Where a line of the records holds the string "Last", copy that line.

---------- The data ----------

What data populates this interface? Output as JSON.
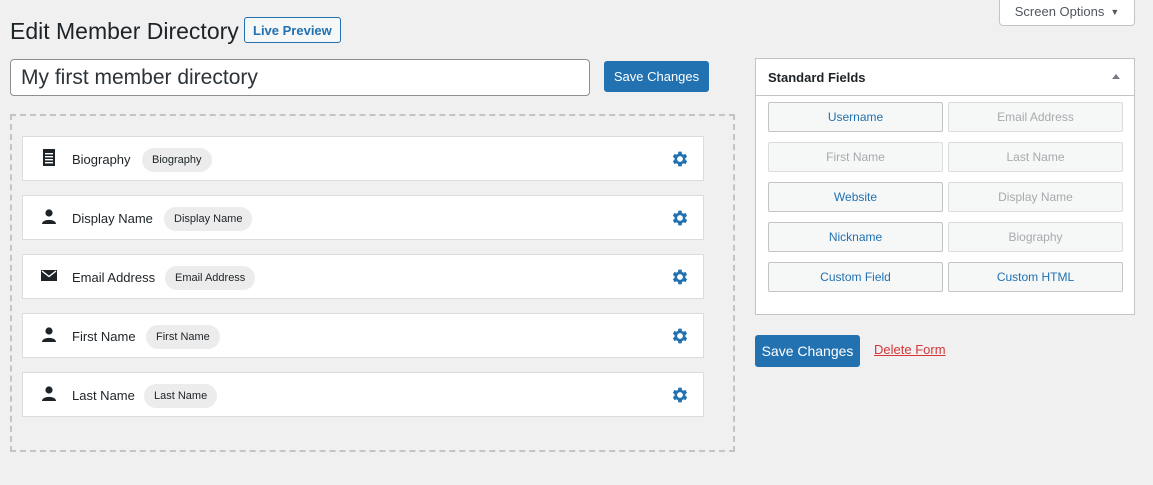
{
  "header": {
    "title": "Edit Member Directory",
    "live_preview": "Live Preview",
    "screen_options": "Screen Options"
  },
  "form": {
    "title_value": "My first member directory",
    "save_label": "Save Changes"
  },
  "fields": [
    {
      "label": "Biography",
      "tag": "Biography",
      "icon": "document-icon"
    },
    {
      "label": "Display Name",
      "tag": "Display Name",
      "icon": "user-icon"
    },
    {
      "label": "Email Address",
      "tag": "Email Address",
      "icon": "envelope-icon"
    },
    {
      "label": "First Name",
      "tag": "First Name",
      "icon": "user-icon"
    },
    {
      "label": "Last Name",
      "tag": "Last Name",
      "icon": "user-icon"
    }
  ],
  "sidebar": {
    "panel_title": "Standard Fields",
    "buttons": [
      {
        "label": "Username",
        "enabled": true
      },
      {
        "label": "Email Address",
        "enabled": false
      },
      {
        "label": "First Name",
        "enabled": false
      },
      {
        "label": "Last Name",
        "enabled": false
      },
      {
        "label": "Website",
        "enabled": true
      },
      {
        "label": "Display Name",
        "enabled": false
      },
      {
        "label": "Nickname",
        "enabled": true
      },
      {
        "label": "Biography",
        "enabled": false
      },
      {
        "label": "Custom Field",
        "enabled": true
      },
      {
        "label": "Custom HTML",
        "enabled": true
      }
    ],
    "save_label": "Save Changes",
    "delete_label": "Delete Form"
  },
  "colors": {
    "accent": "#2271b1",
    "danger": "#d63638",
    "background": "#f0f0f1"
  }
}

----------

(Response below)
      "label": "Last Name",
      "tag": "Last Name",
        "label": "Last Name",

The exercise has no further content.